Shell will move to new offices in River District as planned neighborhood takes shape
Shell will relocate the headquarters of its Gulf of Mexico operations from its longtime home on Poydras Street to the planned River District neighborhood, a move that will keep hundreds of high-paying jobs in New Orleans and add a major corporate tenant to the new development.
During a news conference Thursday with Gov. John Bel Edwards, Mayor LaToya Cantrell and other elected officials, local executives from the London-based energy giant said they have leased a custom-designed office building in the development upriver of the Ernest N. Morial Convention Center.
When the mid-rise building is completed in early 2025, Shell’s 800 local employees will relocate there from the Hancock Whitney Center, the skyscraper that has housed Shell’s local operations since 1972 and until recently was known as One Shell Square.
Though much of New Orleans' energy industry has decamped for Houston over the years, Shell, which has its North American headquarters there, has kept a sizeable presence in the Crescent City. Agreeing to a 12-year lease in a building constructed to its specifications should quiet worries about losing another major employer, and may help economic development officials as they try to lure other companies to the metro area.
“We have been an integral part of the community and the working coast...and we are committing to stay here with a new building,” said Colette Hirstius, Shell’s Senior Vice President for the Gulf of Mexico.
The announcement also marks the first time in decades that a new office building will be constructed in downtown New Orleans, and suggests that the River District could fulfill its developers' vision for a neighborhood of businesses, residents, retailers and entertainment venues, as opposed to an area devoted to cruise ship passengers and conventioneers.
The nascent development is a joint venture between Lauricella Land Company and Dallas-based Cypress Equities in partnership with the convention center, which owns most of the 40 acres along the Mississippi River. The concept, in the works for more than a decade, finally saw progress over the past two years as the convention center board chose a developer and inked a deal.
“Shell, with its rich history in Louisiana, is just the type of anchor commercial tenant we had hoped for,” said Cypress Equities CEO Chris Maguire in a prepared statement.
Lauricella said nothing has been offered to the company, though he added, “it stands to reason Shell would be looking to gain some help.”
Gov. John Bel Edwards said the state was not putting up any money to make the deal happen.
“I am extremely excited about this announcement today, probably more so because we did not have to put up an incentive,” Edwards said.
Looking for a new home
Shell has been a corporate presence in New Orleans for decades, though it is smaller than at its peak. Still, while most of the other energy companies that called the city home relocated after Hurricane Katrina, Shell has maintained a significant footprint.
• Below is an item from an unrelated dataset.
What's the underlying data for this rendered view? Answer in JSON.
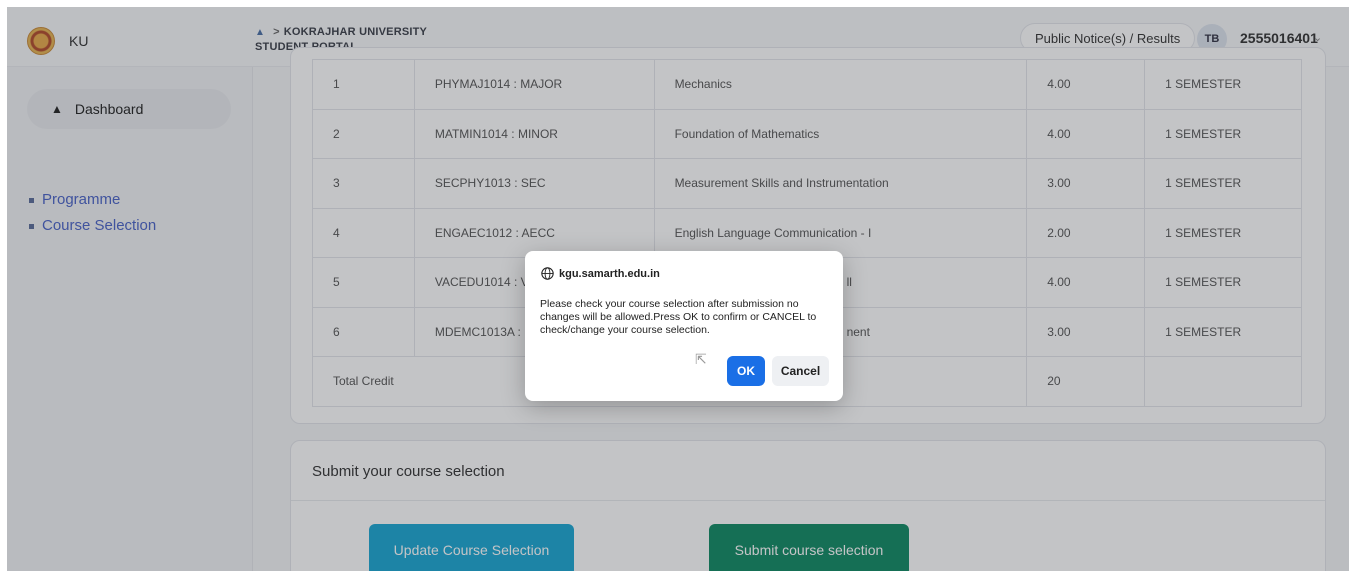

It runs its Gulf of Mexico operations from the local office, a business that comprises about half of Shell’s U.S. oil production and 20% of its global earnings.
It continues to employ about 3,000 workers in the state, including at its offices in the Hancock Whitney Center, where it leases several floors.
In 2020, with a long-term lease in the building set to expire in 2025, the company began looking at options for a new space, including relocating to Houston or to an existing office building elsewhere in New Orleans, Shell officials said.
“This was a remarkable building in 1972 and it still is, but the needs have changed,” said Hirstius. “We need a more collaborative workforce. We need much larger collaborative environments and we enjoy being outside. The River District suited all of our needs in the best way.”
Shell's new home will be 120,000 square feet — about one-tenth the size of the 51-story high-rise — and the company will be slashing the amount of office space it occupies. In its current home, Shell leases 308,000 square feet, according to Mike Otillo, a leasing agent with the California-based Hertz Investment Group, which has owned the tower since 2015.
Hirstius would not discuss specific numbers but said the new building will better suit the company’s current workforce, with fewer small offices, fewer walls and larger common areas.
It's not clear who will take over the space in the Hancock Whitney Center, which has seen other energy industry tenants depart in recent years and currently has an occupancy rate of about 85%. Moreover, adding tenants to the River District won't be much salve to landlords and business owners in the Central Business District, which has seen a decline in commercial tenants since the pandemic.
Otillo said Hertz has no plans yet for the vacant floors, and was caught off guard by Thursday’s announcement.
“We didn’t know,” he said. “We learned of it today when everyone else did.”
Hirstius couldn’t say whether the new building would sport the company's name and logo, though a Shell spokesperson confirmed that the long-term lease gives the company naming rights.
Regardless of what the building is call, Hirstius said, "It will be our building. Everything about it will be our design and we are the main tenant.”
In a prepared statement, the developers said Shell will occupy 120,000 square feet of the 142,000-square-foot building.
It's not clear how much the building will cost to construct, though experts said the cost-per-square-foot for the construction of new mid-rise office buildings in New Orleans could average at least $300 per square foot, which would amount to roughly $43 million for the building.